Content starts
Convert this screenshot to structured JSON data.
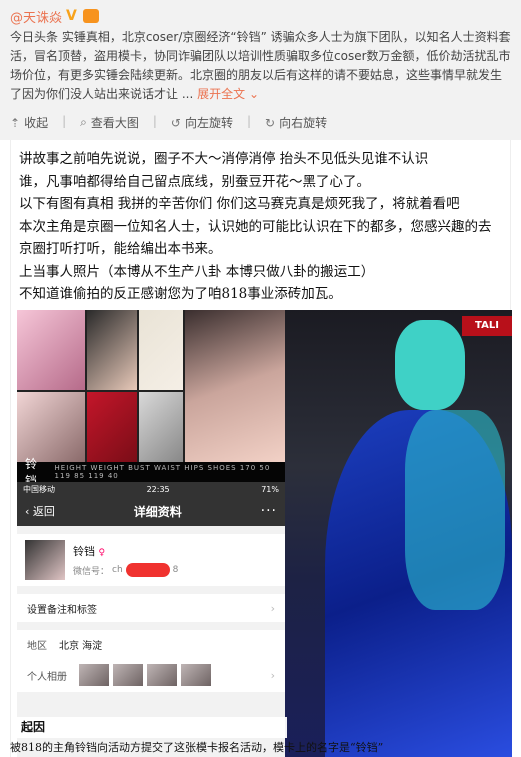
{
  "post": {
    "author": "@天诛焱",
    "verified_mark": "V",
    "text": "今日头条 实锤真相，北京coser/京圈经济“铃铛” 诱骗众多人士为旗下团队，以知名人士资料套活，冒名顶替，盗用模卡，协同诈骗团队以培训性质骗取多位coser数万金额，低价劫活扰乱市场价位，有更多实锤会陆续更新。北京圈的朋友以后有这样的请不要姑息，这些事情早就发生了因为你们没人站出来说话才让 ...",
    "expand": "展开全文",
    "expand_icon": "chevron-down-icon"
  },
  "actions": {
    "collapse": "收起",
    "view_large": "查看大图",
    "rotate_left": "向左旋转",
    "rotate_right": "向右旋转"
  },
  "image": {
    "intro_lines": [
      "讲故事之前咱先说说，圈子不大～消停消停 抬头不见低头见谁不认识",
      "谁，凡事咱都得给自己留点底线，别蚕豆开花～黑了心了。",
      "以下有图有真相 我拼的辛苦你们 你们这马赛克真是烦死我了，将就着看吧",
      "本次主角是京圈一位知名人士，认识她的可能比认识在下的都多，您感兴趣的去",
      "京圈打听打听，能给编出本书来。",
      "上当事人照片（本博从不生产八卦 本博只做八卦的搬运工）",
      "不知道谁偷拍的反正感谢您为了咱818事业添砖加瓦。"
    ],
    "comp_card": {
      "name": "铃铛",
      "stats": "HEIGHT WEIGHT BUST WAIST HIPS SHOES 170 50 119 85 119 40"
    },
    "phone": {
      "carrier": "中国移动",
      "time": "22:35",
      "battery": "71%",
      "back": "返回",
      "title": "详细资料",
      "more": "···",
      "profile_name": "铃铛",
      "wechat_label": "微信号：",
      "wechat_id_start": "ch",
      "wechat_id_end": "8",
      "row_remark": "设置备注和标签",
      "region_label": "地区",
      "region_value": "北京 海淀",
      "album_label": "个人相册"
    },
    "cosplay_sign": "TALI",
    "caption_head": "起因",
    "caption_text": "被818的主角铃铛向活动方提交了这张模卡报名活动，模卡上的名字是“铃铛”"
  },
  "colors": {
    "accent": "#eb7350",
    "header_bg": "#f2f2f2",
    "redact": "#f0322f"
  }
}
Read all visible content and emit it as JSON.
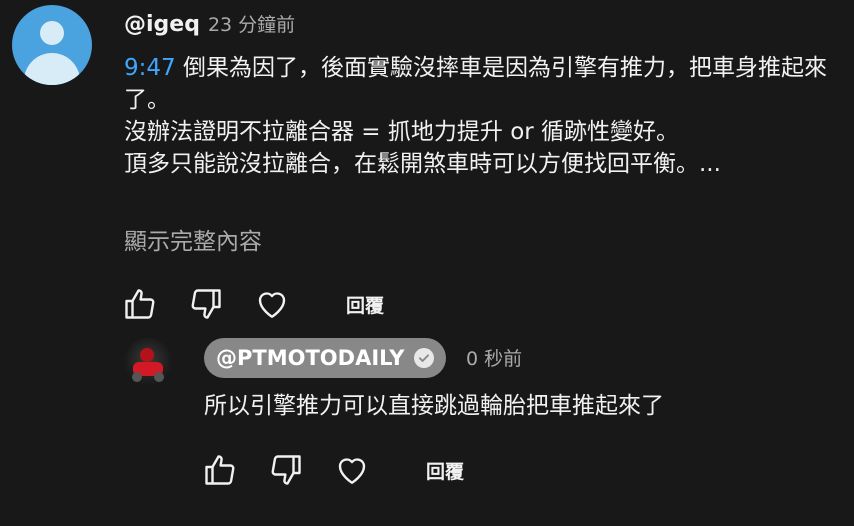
{
  "comment": {
    "handle": "@igeq",
    "time": "23 分鐘前",
    "timestamp_link": "9:47",
    "text_line1_rest": " 倒果為因了，後面實驗沒摔車是因為引擎有推力，把車身推起來了。",
    "paragraph2": "沒辦法證明不拉離合器 = 抓地力提升 or  循跡性變好。",
    "paragraph3": "頂多只能說沒拉離合，在鬆開煞車時可以方便找回平衡。...",
    "show_more": "顯示完整內容",
    "reply_label": "回覆"
  },
  "reply": {
    "handle": "@PTMOTODAILY",
    "time": "0 秒前",
    "text": "所以引擎推力可以直接跳過輪胎把車推起來了",
    "reply_label": "回覆"
  },
  "colors": {
    "background": "#181818",
    "text": "#f1f1f1",
    "secondary_text": "#aaaaaa",
    "link": "#3ea6ff",
    "owner_badge": "#888888"
  },
  "icons": {
    "like": "thumbs-up-icon",
    "dislike": "thumbs-down-icon",
    "heart": "heart-icon",
    "verified": "checkmark-circle-icon"
  }
}
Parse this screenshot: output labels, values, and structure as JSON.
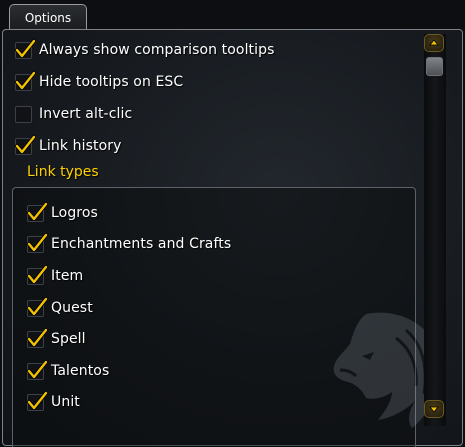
{
  "tab": {
    "label": "Options"
  },
  "options": [
    {
      "label": "Always show comparison tooltips",
      "checked": true
    },
    {
      "label": "Hide tooltips on ESC",
      "checked": true
    },
    {
      "label": "Invert alt-clic",
      "checked": false
    },
    {
      "label": "Link history",
      "checked": true
    }
  ],
  "link_types": {
    "title": "Link types",
    "items": [
      {
        "label": "Logros",
        "checked": true
      },
      {
        "label": "Enchantments and Crafts",
        "checked": true
      },
      {
        "label": "Item",
        "checked": true
      },
      {
        "label": "Quest",
        "checked": true
      },
      {
        "label": "Spell",
        "checked": true
      },
      {
        "label": "Talentos",
        "checked": true
      },
      {
        "label": "Unit",
        "checked": true
      }
    ]
  },
  "colors": {
    "accent_gold": "#ffd200",
    "text": "#ffffff",
    "panel_border": "#7e8186"
  },
  "icons": {
    "check": "checkmark-icon",
    "scroll_up": "scroll-up-icon",
    "scroll_down": "scroll-down-icon",
    "watermark": "lion-head-icon"
  }
}
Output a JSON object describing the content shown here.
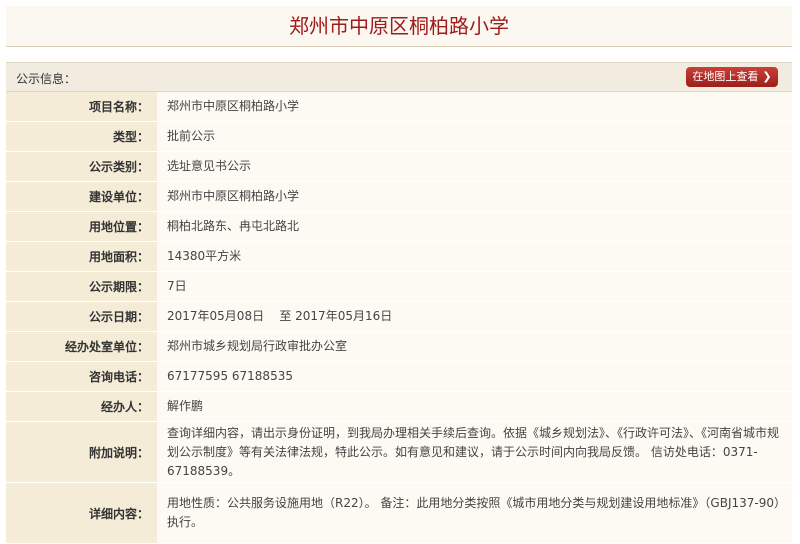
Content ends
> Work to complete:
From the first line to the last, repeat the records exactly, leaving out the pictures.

> Problem solution:
Convert this screenshot to structured JSON data.
{
  "post": {
    "author": "@天诛焱",
    "verified_mark": "V",
    "text": "今日头条 实锤真相，北京coser/京圈经济“铃铛” 诱骗众多人士为旗下团队，以知名人士资料套活，冒名顶替，盗用模卡，协同诈骗团队以培训性质骗取多位coser数万金额，低价劫活扰乱市场价位，有更多实锤会陆续更新。北京圈的朋友以后有这样的请不要姑息，这些事情早就发生了因为你们没人站出来说话才让 ...",
    "expand": "展开全文",
    "expand_icon": "chevron-down-icon"
  },
  "actions": {
    "collapse": "收起",
    "view_large": "查看大图",
    "rotate_left": "向左旋转",
    "rotate_right": "向右旋转"
  },
  "image": {
    "intro_lines": [
      "讲故事之前咱先说说，圈子不大～消停消停 抬头不见低头见谁不认识",
      "谁，凡事咱都得给自己留点底线，别蚕豆开花～黑了心了。",
      "以下有图有真相 我拼的辛苦你们 你们这马赛克真是烦死我了，将就着看吧",
      "本次主角是京圈一位知名人士，认识她的可能比认识在下的都多，您感兴趣的去",
      "京圈打听打听，能给编出本书来。",
      "上当事人照片（本博从不生产八卦 本博只做八卦的搬运工）",
      "不知道谁偷拍的反正感谢您为了咱818事业添砖加瓦。"
    ],
    "comp_card": {
      "name": "铃铛",
      "stats": "HEIGHT WEIGHT BUST WAIST HIPS SHOES 170 50 119 85 119 40"
    },
    "phone": {
      "carrier": "中国移动",
      "time": "22:35",
      "battery": "71%",
      "back": "返回",
      "title": "详细资料",
      "more": "···",
      "profile_name": "铃铛",
      "wechat_label": "微信号：",
      "wechat_id_start": "ch",
      "wechat_id_end": "8",
      "row_remark": "设置备注和标签",
      "region_label": "地区",
      "region_value": "北京 海淀",
      "album_label": "个人相册"
    },
    "cosplay_sign": "TALI",
    "caption_head": "起因",
    "caption_text": "被818的主角铃铛向活动方提交了这张模卡报名活动，模卡上的名字是“铃铛”"
  },
  "colors": {
    "accent": "#eb7350",
    "header_bg": "#f2f2f2",
    "redact": "#f0322f"
  }
}
Read all visible content and emit it as JSON.
{
  "comment": {
    "handle": "@igeq",
    "time": "23 分鐘前",
    "timestamp_link": "9:47",
    "text_line1_rest": " 倒果為因了，後面實驗沒摔車是因為引擎有推力，把車身推起來了。",
    "paragraph2": "沒辦法證明不拉離合器 = 抓地力提升 or  循跡性變好。",
    "paragraph3": "頂多只能說沒拉離合，在鬆開煞車時可以方便找回平衡。...",
    "show_more": "顯示完整內容",
    "reply_label": "回覆"
  },
  "reply": {
    "handle": "@PTMOTODAILY",
    "time": "0 秒前",
    "text": "所以引擎推力可以直接跳過輪胎把車推起來了",
    "reply_label": "回覆"
  },
  "colors": {
    "background": "#181818",
    "text": "#f1f1f1",
    "secondary_text": "#aaaaaa",
    "link": "#3ea6ff",
    "owner_badge": "#888888"
  },
  "icons": {
    "like": "thumbs-up-icon",
    "dislike": "thumbs-down-icon",
    "heart": "heart-icon",
    "verified": "checkmark-circle-icon"
  }
}
Parse this screenshot: output labels, values, and structure as JSON.
{
  "tab": {
    "label": "Options"
  },
  "options": [
    {
      "label": "Always show comparison tooltips",
      "checked": true
    },
    {
      "label": "Hide tooltips on ESC",
      "checked": true
    },
    {
      "label": "Invert alt-clic",
      "checked": false
    },
    {
      "label": "Link history",
      "checked": true
    }
  ],
  "link_types": {
    "title": "Link types",
    "items": [
      {
        "label": "Logros",
        "checked": true
      },
      {
        "label": "Enchantments and Crafts",
        "checked": true
      },
      {
        "label": "Item",
        "checked": true
      },
      {
        "label": "Quest",
        "checked": true
      },
      {
        "label": "Spell",
        "checked": true
      },
      {
        "label": "Talentos",
        "checked": true
      },
      {
        "label": "Unit",
        "checked": true
      }
    ]
  },
  "colors": {
    "accent_gold": "#ffd200",
    "text": "#ffffff",
    "panel_border": "#7e8186"
  },
  "icons": {
    "check": "checkmark-icon",
    "scroll_up": "scroll-up-icon",
    "scroll_down": "scroll-down-icon",
    "watermark": "lion-head-icon"
  }
}
Output a JSON object describing the content shown here.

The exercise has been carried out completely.